If you are really fortunate, you may find a tea plant for sale at a nursery. I had to start mine from seed which was a bit of an adventure. Tea seeds are very hard to find and even once you track some down they often aren’t viable. I found a supplier who offered 25 seeds at a reasonable price. What he shipped was well over one hundred seeds with the explanation that germination was “spotty.” I soaked the seeds in hot water for a couple of days. The literature suggests that the good seeds sink and he dead seeds float. I planted a tray of each just to compare and had only one seed from the “sinkers” and one seed from the “floaters” germinate. From what I’ve read this poor germination is not unusual. All I really needed was one plant which can be cloned once it’s larger so the poor germination really wasn’t a problem. One hundred tea plants may have been. Tea plants should be grown in slightly acidic free draining soil. Regular watering and misting is critical to their happiness. Two to three years in you may be able to harvest your first leaves. By then the plants could be between one and two meters in height unless you keep them well pruned.
They say that tea is the second most widely consumed beverage in the world, topped only by water.
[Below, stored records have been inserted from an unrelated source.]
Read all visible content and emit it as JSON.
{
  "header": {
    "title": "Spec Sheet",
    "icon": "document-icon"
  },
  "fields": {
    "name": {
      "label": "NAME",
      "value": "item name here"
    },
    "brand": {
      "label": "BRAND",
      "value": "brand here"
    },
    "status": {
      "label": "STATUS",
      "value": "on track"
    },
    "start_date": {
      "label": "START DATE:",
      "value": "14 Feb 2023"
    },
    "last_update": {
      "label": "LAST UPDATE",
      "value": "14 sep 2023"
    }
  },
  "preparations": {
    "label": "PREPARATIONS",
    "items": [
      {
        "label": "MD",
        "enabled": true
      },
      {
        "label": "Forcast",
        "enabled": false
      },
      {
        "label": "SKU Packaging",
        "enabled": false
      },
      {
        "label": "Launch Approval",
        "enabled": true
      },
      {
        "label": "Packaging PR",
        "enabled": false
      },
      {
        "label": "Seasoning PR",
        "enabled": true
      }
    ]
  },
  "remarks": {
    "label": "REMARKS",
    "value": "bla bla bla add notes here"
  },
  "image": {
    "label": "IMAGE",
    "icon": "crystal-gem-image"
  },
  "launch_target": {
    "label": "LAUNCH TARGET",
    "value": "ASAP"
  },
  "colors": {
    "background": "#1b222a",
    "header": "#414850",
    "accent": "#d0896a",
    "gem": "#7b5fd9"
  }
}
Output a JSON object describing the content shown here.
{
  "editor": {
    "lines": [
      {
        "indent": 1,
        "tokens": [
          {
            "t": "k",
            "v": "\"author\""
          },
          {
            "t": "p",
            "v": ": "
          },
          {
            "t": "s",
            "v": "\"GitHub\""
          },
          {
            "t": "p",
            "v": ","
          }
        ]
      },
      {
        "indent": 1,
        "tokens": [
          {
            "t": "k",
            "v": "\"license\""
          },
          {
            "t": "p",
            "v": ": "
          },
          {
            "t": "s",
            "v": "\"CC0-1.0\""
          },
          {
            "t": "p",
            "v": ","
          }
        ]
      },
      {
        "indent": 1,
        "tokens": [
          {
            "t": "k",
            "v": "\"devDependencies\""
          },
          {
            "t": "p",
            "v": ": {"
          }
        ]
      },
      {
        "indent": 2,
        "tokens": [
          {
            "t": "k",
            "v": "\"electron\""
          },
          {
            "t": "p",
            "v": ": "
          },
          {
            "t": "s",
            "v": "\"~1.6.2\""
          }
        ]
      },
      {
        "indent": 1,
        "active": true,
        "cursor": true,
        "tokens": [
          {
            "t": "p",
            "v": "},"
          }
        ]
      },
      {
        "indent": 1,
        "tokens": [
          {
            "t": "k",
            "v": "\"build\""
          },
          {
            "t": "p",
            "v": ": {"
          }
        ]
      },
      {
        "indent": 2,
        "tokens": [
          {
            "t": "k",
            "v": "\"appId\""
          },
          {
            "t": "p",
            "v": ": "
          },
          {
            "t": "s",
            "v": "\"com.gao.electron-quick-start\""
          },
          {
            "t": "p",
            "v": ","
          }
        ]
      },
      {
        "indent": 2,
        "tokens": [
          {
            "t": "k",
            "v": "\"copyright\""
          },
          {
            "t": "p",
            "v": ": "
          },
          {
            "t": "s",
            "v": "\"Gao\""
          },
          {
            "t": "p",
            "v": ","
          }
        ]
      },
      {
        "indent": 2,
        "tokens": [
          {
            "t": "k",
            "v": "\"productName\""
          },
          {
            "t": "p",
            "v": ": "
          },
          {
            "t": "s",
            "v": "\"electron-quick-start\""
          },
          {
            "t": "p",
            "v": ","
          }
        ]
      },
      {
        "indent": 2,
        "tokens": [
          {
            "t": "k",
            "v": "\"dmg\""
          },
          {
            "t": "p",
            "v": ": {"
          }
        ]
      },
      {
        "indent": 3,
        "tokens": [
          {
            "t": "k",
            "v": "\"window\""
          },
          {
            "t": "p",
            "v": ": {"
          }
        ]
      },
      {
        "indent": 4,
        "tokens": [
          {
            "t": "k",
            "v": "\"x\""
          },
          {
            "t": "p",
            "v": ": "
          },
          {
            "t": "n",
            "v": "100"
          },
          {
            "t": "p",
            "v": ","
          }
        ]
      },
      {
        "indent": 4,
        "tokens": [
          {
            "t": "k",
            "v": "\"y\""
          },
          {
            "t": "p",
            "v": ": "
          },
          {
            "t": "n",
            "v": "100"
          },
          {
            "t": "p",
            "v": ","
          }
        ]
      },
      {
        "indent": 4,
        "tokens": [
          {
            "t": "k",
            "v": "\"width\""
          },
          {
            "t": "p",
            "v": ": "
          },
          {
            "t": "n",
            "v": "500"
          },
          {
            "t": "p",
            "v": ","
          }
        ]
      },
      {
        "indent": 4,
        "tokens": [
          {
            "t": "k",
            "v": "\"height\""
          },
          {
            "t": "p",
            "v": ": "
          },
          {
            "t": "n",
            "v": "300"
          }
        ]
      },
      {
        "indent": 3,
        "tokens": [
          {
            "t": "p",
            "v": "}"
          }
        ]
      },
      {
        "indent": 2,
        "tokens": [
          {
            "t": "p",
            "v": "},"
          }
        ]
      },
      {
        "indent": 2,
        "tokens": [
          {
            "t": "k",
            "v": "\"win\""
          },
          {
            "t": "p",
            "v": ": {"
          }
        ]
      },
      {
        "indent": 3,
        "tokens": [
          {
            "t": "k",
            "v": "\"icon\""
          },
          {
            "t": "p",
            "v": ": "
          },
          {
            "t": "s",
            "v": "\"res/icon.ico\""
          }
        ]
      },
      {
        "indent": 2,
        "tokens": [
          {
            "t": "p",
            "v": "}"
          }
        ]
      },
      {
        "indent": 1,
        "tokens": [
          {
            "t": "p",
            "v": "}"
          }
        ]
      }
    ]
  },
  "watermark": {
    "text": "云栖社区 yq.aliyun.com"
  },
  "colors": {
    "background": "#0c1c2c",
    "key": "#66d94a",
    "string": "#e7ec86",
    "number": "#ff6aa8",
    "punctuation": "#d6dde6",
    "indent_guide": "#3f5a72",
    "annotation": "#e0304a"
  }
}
Sounds like the perfect bandwagon to jump on. A little garden challenge is always fun as well.